The way the Schonbrunn Palace and Empress Sisi exhibitions are structured is that they take you on an audio-guided route through the palaces themselves, walking on red carpet the entire time. If you want a definition of excess and opulence, you only have to look at their candlestick holders (how did anyone need so many?)
I could talk at length about the glittering, golden embellishments of decorative furniture and interior design, but this is a travel diary where I want to talk #traveltruths, and the truth is that experiencing these tours and palaces gave me a curious mixed feelings of being unspeakably awed, but also with a small, niggling feeling of disconcertedness.
There's something about seeing something in an art gallery or museum - put consciously on display and singled out as a thing to be looked at - that is very different to this kind of exhibit, where you're walking through the actual room where it happened (the room where it happened...), where the curators have attempted to simulate the state of the room in a particular time.
Objects are placed in their 'original' places, clothes are draped artfully over chairs and slippers placed out, the dinner table is set out just as it would be for the royal family. Grandiose gowns are placed on mannequins and stood in the centre of the room. It's a beautiful visual display of history and a credit to its curators. Perhaps the disconcertedness came from the dollhouse feel of the display, full of small banal objects like combs or washing basins that have been reframed to be artefacts of importance. The solemn regularity of the architecture and pristine gardens outside also added to that sense of something having been perfectly set up and then placed in a glass cloche, or taxidermied. A dollhouse, strictly not for children's hands.
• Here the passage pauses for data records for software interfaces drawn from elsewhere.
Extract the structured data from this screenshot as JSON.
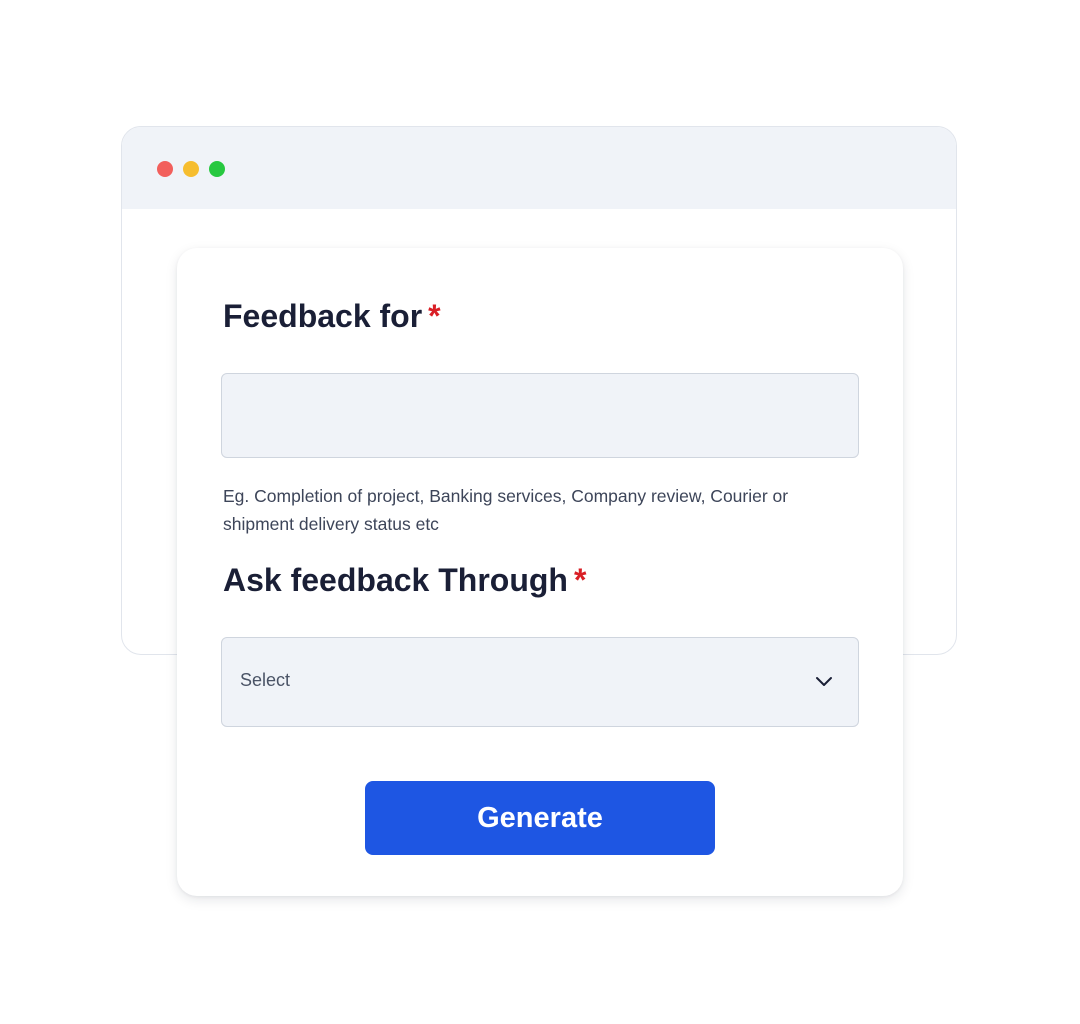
{
  "window": {
    "controls": [
      {
        "name": "close",
        "color": "#f25f5c"
      },
      {
        "name": "minimize",
        "color": "#f6bd2f"
      },
      {
        "name": "maximize",
        "color": "#27c840"
      }
    ]
  },
  "form": {
    "feedback_for": {
      "label": "Feedback for",
      "required_mark": "*",
      "value": "",
      "help_text": "Eg. Completion of project, Banking services, Company review, Courier or shipment delivery status etc"
    },
    "ask_through": {
      "label": "Ask feedback Through",
      "required_mark": "*",
      "selected": "Select",
      "icon": "chevron-down-icon"
    },
    "submit_label": "Generate"
  },
  "colors": {
    "accent": "#1e56e3",
    "required": "#d91f26",
    "field_bg": "#f0f3f8"
  }
}
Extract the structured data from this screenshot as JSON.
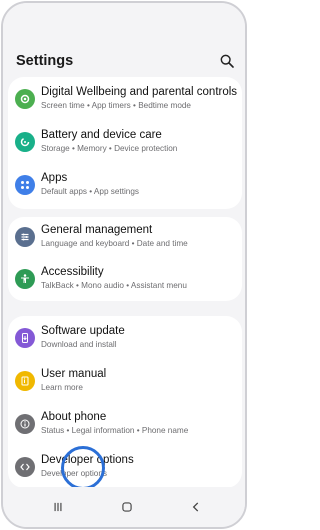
{
  "header": {
    "title": "Settings"
  },
  "cards": [
    {
      "items": [
        {
          "id": "digital-wellbeing",
          "label": "Digital Wellbeing and parental controls",
          "sub": "Screen time  •  App timers  •  Bedtime mode",
          "color": "#4caf50"
        },
        {
          "id": "battery",
          "label": "Battery and device care",
          "sub": "Storage  •  Memory  •  Device protection",
          "color": "#19b089"
        },
        {
          "id": "apps",
          "label": "Apps",
          "sub": "Default apps  •  App settings",
          "color": "#3f7fe8"
        }
      ]
    },
    {
      "items": [
        {
          "id": "general-management",
          "label": "General management",
          "sub": "Language and keyboard  •  Date and time",
          "color": "#5a6f8f"
        },
        {
          "id": "accessibility",
          "label": "Accessibility",
          "sub": "TalkBack  •  Mono audio  •  Assistant menu",
          "color": "#2e9b55"
        }
      ]
    },
    {
      "items": [
        {
          "id": "software-update",
          "label": "Software update",
          "sub": "Download and install",
          "color": "#8459d6"
        },
        {
          "id": "user-manual",
          "label": "User manual",
          "sub": "Learn more",
          "color": "#f0b800"
        },
        {
          "id": "about-phone",
          "label": "About phone",
          "sub": "Status  •  Legal information  •  Phone name",
          "color": "#6f6f73"
        },
        {
          "id": "developer-options",
          "label": "Developer options",
          "sub": "Developer options",
          "color": "#6f6f73"
        }
      ]
    }
  ],
  "icons": {
    "search": "search-icon",
    "recent": "recent-apps-icon",
    "home": "home-icon",
    "back": "back-icon"
  }
}
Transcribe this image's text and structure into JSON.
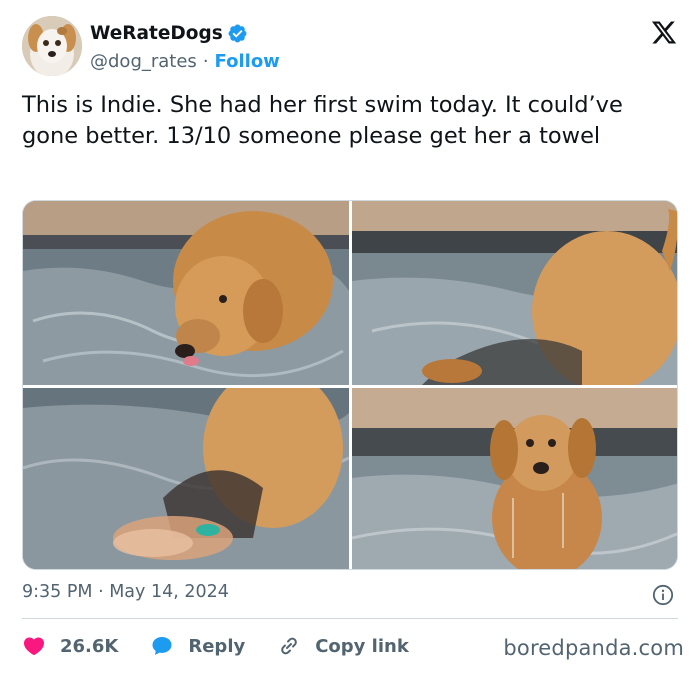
{
  "tweet": {
    "author": {
      "display_name": "WeRateDogs",
      "handle": "@dog_rates",
      "separator": "·",
      "follow_label": "Follow",
      "verified": true
    },
    "text": "This is Indie. She had her first swim today. It could’ve gone better. 13/10 someone please get her a towel",
    "media": [
      {
        "icon": "photo-puppy-licking-water"
      },
      {
        "icon": "photo-puppy-walking-in-pool"
      },
      {
        "icon": "photo-puppy-splashing"
      },
      {
        "icon": "photo-wet-puppy-facing-camera"
      }
    ],
    "timestamp": "9:35 PM · May 14, 2024",
    "likes": "26.6K",
    "reply_label": "Reply",
    "copy_link_label": "Copy link"
  },
  "watermark": "boredpanda.com",
  "colors": {
    "accent": "#1d9bf0",
    "like": "#f91880",
    "text": "#0f1419",
    "muted": "#536471"
  }
}
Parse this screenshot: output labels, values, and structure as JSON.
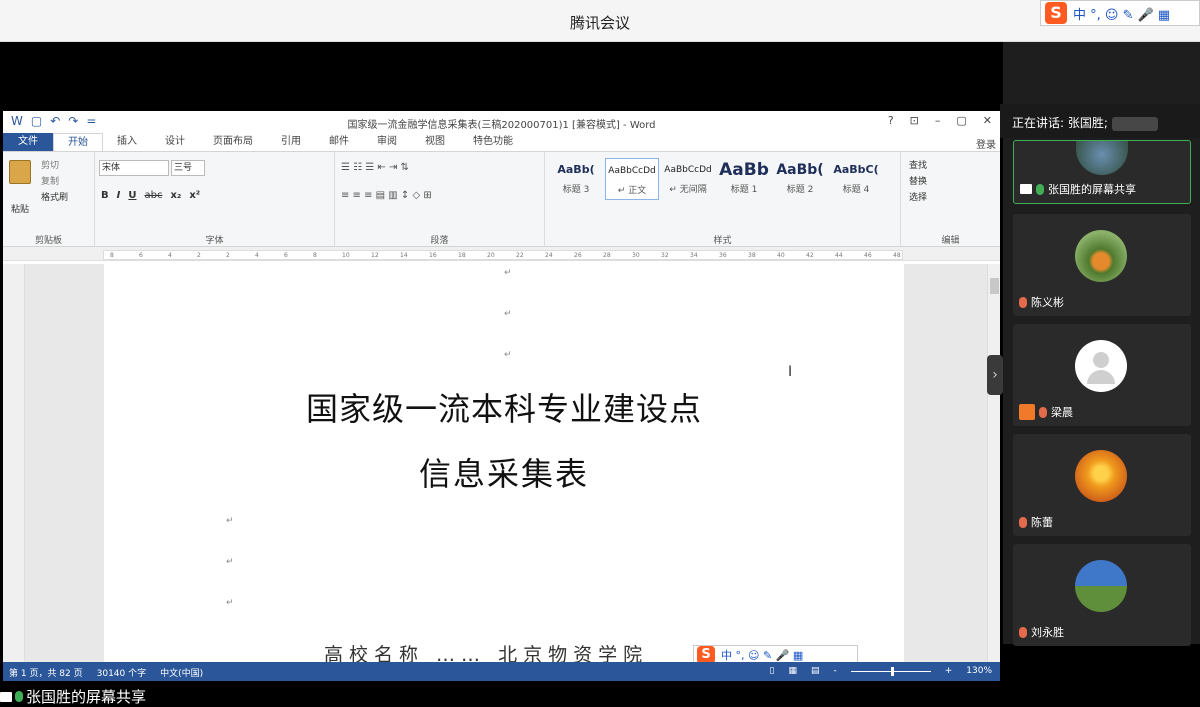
{
  "app": {
    "title": "腾讯会议"
  },
  "ime": {
    "logo": "S",
    "items": "中 °, ☺ ✎ 🎤 ▦"
  },
  "word": {
    "doc_title": "国家级一流金融学信息采集表(三稿202000701)1 [兼容模式] - Word",
    "quick_access": [
      "W",
      "▢",
      "↶",
      "↷",
      "="
    ],
    "window_controls": [
      "?",
      "⊡",
      "–",
      "▢",
      "✕"
    ],
    "tabs": [
      "文件",
      "开始",
      "插入",
      "设计",
      "页面布局",
      "引用",
      "邮件",
      "审阅",
      "视图",
      "特色功能"
    ],
    "active_tab": "开始",
    "login": "登录",
    "ribbon": {
      "clipboard": {
        "paste": "粘贴",
        "cut": "剪切",
        "copy": "复制",
        "format_painter": "格式刷",
        "label": "剪贴板"
      },
      "font": {
        "name": "宋体",
        "size": "三号",
        "label": "字体",
        "bold": "B",
        "italic": "I",
        "underline": "U",
        "strike": "abc",
        "sub": "x₂",
        "sup": "x²"
      },
      "paragraph": {
        "label": "段落"
      },
      "styles": {
        "label": "样式",
        "items": [
          {
            "preview": "AaBb(",
            "name": "标题 3"
          },
          {
            "preview": "AaBbCcDd",
            "name": "↵ 正文"
          },
          {
            "preview": "AaBbCcDd",
            "name": "↵ 无间隔"
          },
          {
            "preview": "AaBb",
            "name": "标题 1"
          },
          {
            "preview": "AaBb(",
            "name": "标题 2"
          },
          {
            "preview": "AaBbC(",
            "name": "标题 4"
          }
        ]
      },
      "editing": {
        "find": "查找",
        "replace": "替换",
        "select": "选择",
        "label": "编辑"
      }
    },
    "ruler_ticks": [
      "8",
      "6",
      "4",
      "2",
      "2",
      "4",
      "6",
      "8",
      "10",
      "12",
      "14",
      "16",
      "18",
      "20",
      "22",
      "24",
      "26",
      "28",
      "30",
      "32",
      "34",
      "36",
      "38",
      "40",
      "42",
      "44",
      "46",
      "48"
    ],
    "document": {
      "heading1": "国家级一流本科专业建设点",
      "heading2": "信息采集表",
      "bottom_line": "高校名称 …… 北京物资学院"
    },
    "status": {
      "page": "第 1 页，共 82 页",
      "words": "30140 个字",
      "lang": "中文(中国)",
      "zoom": "130%"
    }
  },
  "panel": {
    "speaking_label": "正在讲话: 张国胜;",
    "participants": [
      {
        "name": "张国胜的屏幕共享",
        "type": "share"
      },
      {
        "name": "陈义彬",
        "type": "muted"
      },
      {
        "name": "梁晨",
        "type": "muted-user"
      },
      {
        "name": "陈蕾",
        "type": "muted"
      },
      {
        "name": "刘永胜",
        "type": "muted"
      }
    ]
  },
  "caption": "张国胜的屏幕共享"
}
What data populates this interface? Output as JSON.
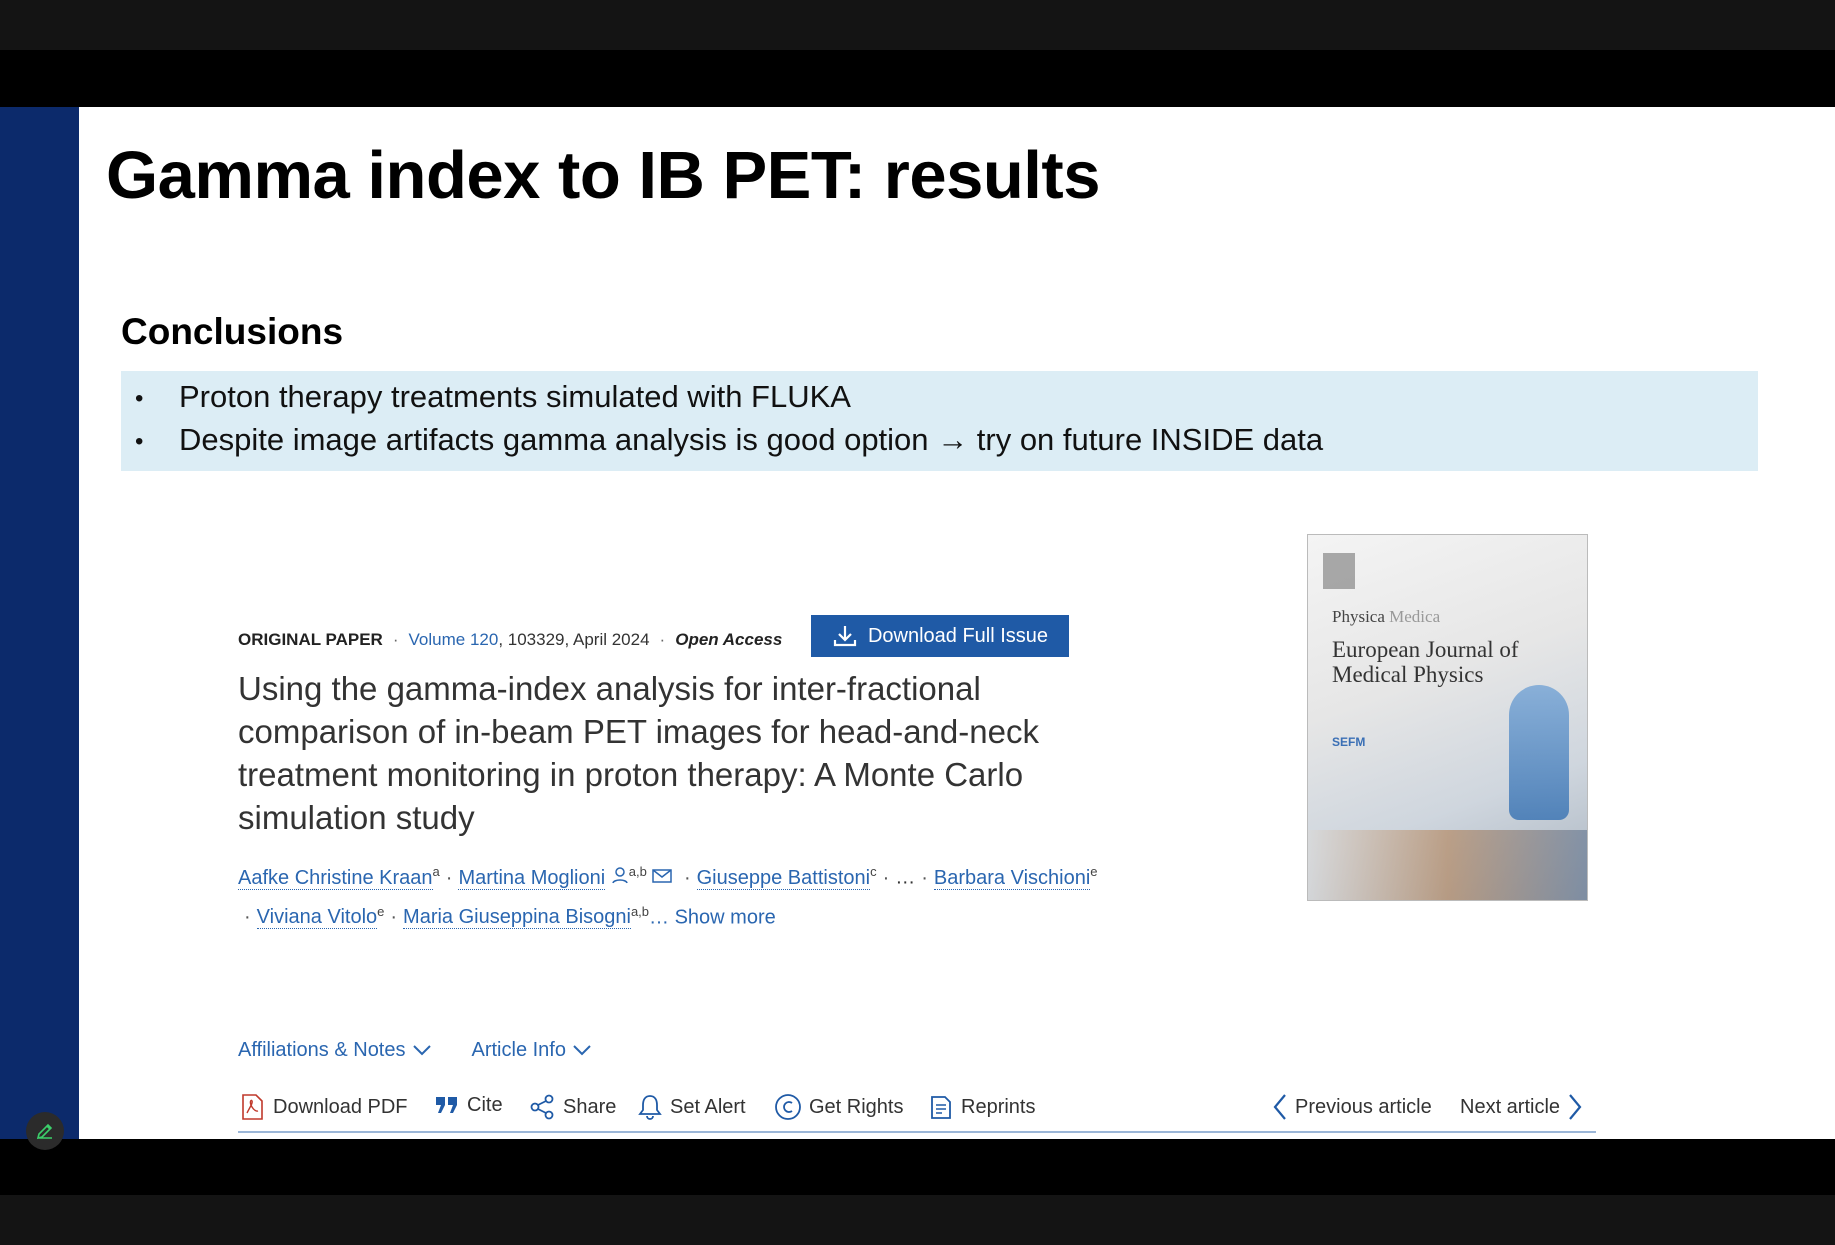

Walking through the Empress' gallery in Schonbrunn where - supposedly - a young Mozart had first performed, I found myself looking for some sign of age in the corners, smudges in the doorframes, something that could mark the building for its true age. But it was too well preserved, to betray marks of its history.